## [TASK DIRECTIONS]
Hunt for the word "coffee" across the entries below, copying each line that holds it.

Records from a data source:
________________________________________

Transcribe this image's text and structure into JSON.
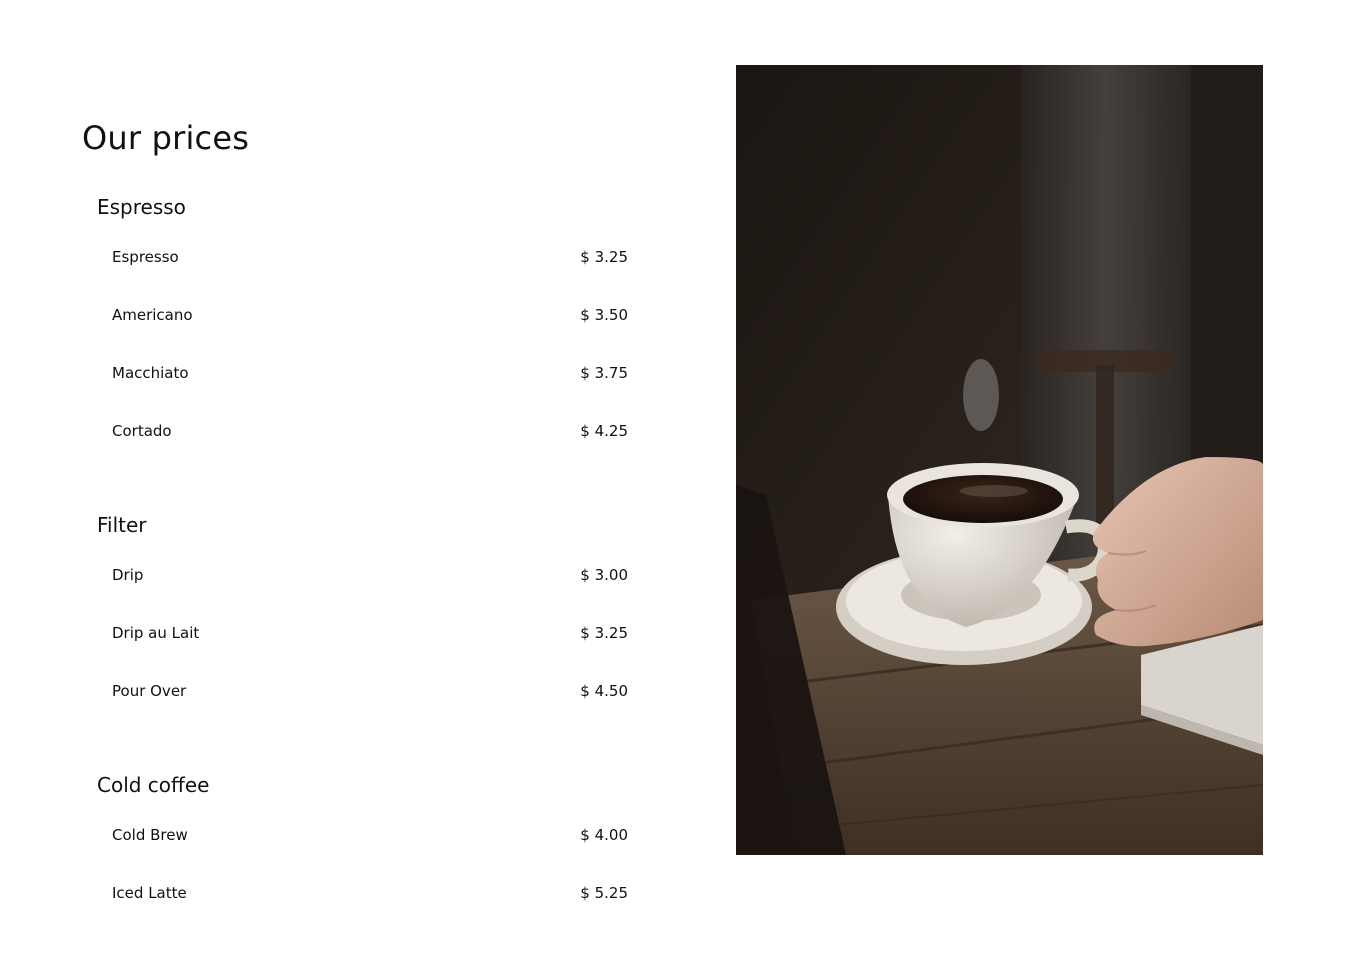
{
  "page": {
    "title": "Our prices"
  },
  "categories": [
    {
      "name": "Espresso",
      "items": [
        {
          "name": "Espresso",
          "price": "$ 3.25"
        },
        {
          "name": "Americano",
          "price": "$ 3.50"
        },
        {
          "name": "Macchiato",
          "price": "$ 3.75"
        },
        {
          "name": "Cortado",
          "price": "$ 4.25"
        }
      ]
    },
    {
      "name": "Filter",
      "items": [
        {
          "name": "Drip",
          "price": "$ 3.00"
        },
        {
          "name": "Drip au Lait",
          "price": "$ 3.25"
        },
        {
          "name": "Pour Over",
          "price": "$ 4.50"
        }
      ]
    },
    {
      "name": "Cold coffee",
      "items": [
        {
          "name": "Cold Brew",
          "price": "$ 4.00"
        },
        {
          "name": "Iced Latte",
          "price": "$ 5.25"
        }
      ]
    }
  ],
  "photo": {
    "subject": "coffee-cup-photo",
    "colors": {
      "background": "#1e1915",
      "table": "#5a4636",
      "cup": "#e4ded5",
      "coffee": "#2a1a12",
      "hand": "#d9b3a0"
    }
  }
}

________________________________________

## [RESPONSE TO THIS EXERCISE]
      "name": "Cold coffee",
    "subject": "coffee-cup-photo",
      "coffee": "#2a1a12",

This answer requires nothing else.